From the article:
“In the 1970s and early ’80s, his career was revived by a landmark telemarketing campaign that blanketed the country’s local stations with pitches for “All My Best,” a greatest hits collection.”
Those TV commercials were…something.
My pals and I had discovered 50s rock’n'roll a few years before Slim’s commercials appeared, and encountered some pretty wild characters, especially the rockabilly guys.
But we’d never heard anything like Slim. In our more alcohol-fueled moments, we did our best to mimic the great Whitman falsetto.
You had to be at the same level to really appreciate the sound of four or five 18 year olds, feeling no pain, hitting “Rose MArieeeeeeeeeeeeeeeeeeeeeeeeeeee” in falsetto unison.
RIP, Sllim Whitman.
From the book review:
“In “Killer on the Road: Violence and the American Interstate,” [Ginger] Strand, the author of “Inventing Niagara,” draws startling parallels between the inexorable advance of the Interstate System and the proliferation of killers who were pathologically stimulated by that long, open road.”
1.) The book sounds as fascinating as the road itself.
2.) Kerouac pre-dates the Interstate. Wonder if he ever wrote about it?

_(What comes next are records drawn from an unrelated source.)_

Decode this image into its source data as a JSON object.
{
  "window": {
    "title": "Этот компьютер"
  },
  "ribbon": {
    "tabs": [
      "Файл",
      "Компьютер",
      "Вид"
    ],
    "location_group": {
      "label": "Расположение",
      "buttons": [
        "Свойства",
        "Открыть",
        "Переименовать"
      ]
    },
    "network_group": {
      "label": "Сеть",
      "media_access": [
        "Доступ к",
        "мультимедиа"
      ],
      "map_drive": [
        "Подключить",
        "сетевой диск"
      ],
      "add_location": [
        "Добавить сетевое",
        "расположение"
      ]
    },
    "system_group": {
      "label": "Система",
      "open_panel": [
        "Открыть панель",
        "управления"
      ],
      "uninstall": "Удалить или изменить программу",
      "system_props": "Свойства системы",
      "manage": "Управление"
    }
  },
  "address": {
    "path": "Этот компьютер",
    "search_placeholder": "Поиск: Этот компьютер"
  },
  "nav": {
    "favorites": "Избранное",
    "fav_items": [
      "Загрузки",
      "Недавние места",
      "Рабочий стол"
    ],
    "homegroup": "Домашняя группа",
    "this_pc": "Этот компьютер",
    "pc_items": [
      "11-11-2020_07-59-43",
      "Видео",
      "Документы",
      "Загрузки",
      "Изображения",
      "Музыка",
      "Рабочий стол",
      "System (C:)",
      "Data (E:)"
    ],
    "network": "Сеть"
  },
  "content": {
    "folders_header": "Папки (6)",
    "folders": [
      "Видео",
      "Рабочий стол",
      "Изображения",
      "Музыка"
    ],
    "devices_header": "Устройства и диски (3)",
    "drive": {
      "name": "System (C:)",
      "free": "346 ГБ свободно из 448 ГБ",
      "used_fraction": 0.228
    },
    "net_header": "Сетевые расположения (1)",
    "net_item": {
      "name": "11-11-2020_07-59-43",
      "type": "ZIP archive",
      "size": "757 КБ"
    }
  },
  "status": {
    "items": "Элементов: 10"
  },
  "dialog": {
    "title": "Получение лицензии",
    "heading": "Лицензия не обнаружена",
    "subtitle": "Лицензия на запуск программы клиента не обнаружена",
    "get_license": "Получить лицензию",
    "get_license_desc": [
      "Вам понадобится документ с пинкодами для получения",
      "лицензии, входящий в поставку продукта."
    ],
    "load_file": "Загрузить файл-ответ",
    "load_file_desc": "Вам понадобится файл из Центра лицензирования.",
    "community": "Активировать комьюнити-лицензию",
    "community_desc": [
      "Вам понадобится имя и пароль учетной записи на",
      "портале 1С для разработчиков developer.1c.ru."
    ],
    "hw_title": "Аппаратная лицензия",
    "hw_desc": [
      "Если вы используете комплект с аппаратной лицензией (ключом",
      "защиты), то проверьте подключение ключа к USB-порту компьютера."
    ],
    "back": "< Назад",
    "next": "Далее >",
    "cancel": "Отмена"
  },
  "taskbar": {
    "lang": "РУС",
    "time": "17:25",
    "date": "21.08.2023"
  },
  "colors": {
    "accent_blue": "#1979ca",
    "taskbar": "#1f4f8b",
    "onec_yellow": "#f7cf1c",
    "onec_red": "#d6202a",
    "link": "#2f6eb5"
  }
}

3.) Regarding a song lyric:
“There’s a Killer on the Road / his brain is squirming like a toad”, from Riders on The Storm, by the Doors.
I always thought the killer in the song was a drunk driver. Maybe not.
4.) If I were to read this book, I’d have to play Springsteen’s “Nebraska” album as accompaniment.
The title track tells the Charles Starkweather story:
“Saw her standin’ on her front lawn / just a twirlin’ her baton / Me and her went for a ride, sir / and 10 innocent people died…”
RIP, Doc Watson.
I tuned into Folk Alley a little while ago. Played Doc four in a row. Listening to Doc and the Nitty Gritty Dirt Band on “Milk Cow Blues” as I write.
For what it’s worth, I first heard the song as a rockabilly tune; check out Elvis’ “Milk Cow Blues Boogie” when you can.
Bob Dylan turned 71 yesterday. ”Rolling Stone” published a fairly extensive biography here.
Donald “Duck” Dunn, legendary bassist, passed away yesterday. He was 70 years old.
Growing up in the 60s, we may have been listening to the Beatles and the Stones, but we were dancing to Motown and Stax.
Check his discography here.
Happy Birthday, Buddy Holly.
From left: Mike Stoller, Elvis, Jerry Lieber, 1957
From the article:
“Jerry Leiber, one of the most important songwriters in the history of rock & roll – whose 60-year partnership with Mike Stoller produced “Stand By Me,” “Hound Dog,” “Jailhouse Rock,” “Young Blood,” “On Broadway,” “Yakety-Yak” and countless other classics – has died of cardiopulmonary failure. He was 78.”
Read the entire article, and listen to select Lieber/Stoller songs, here.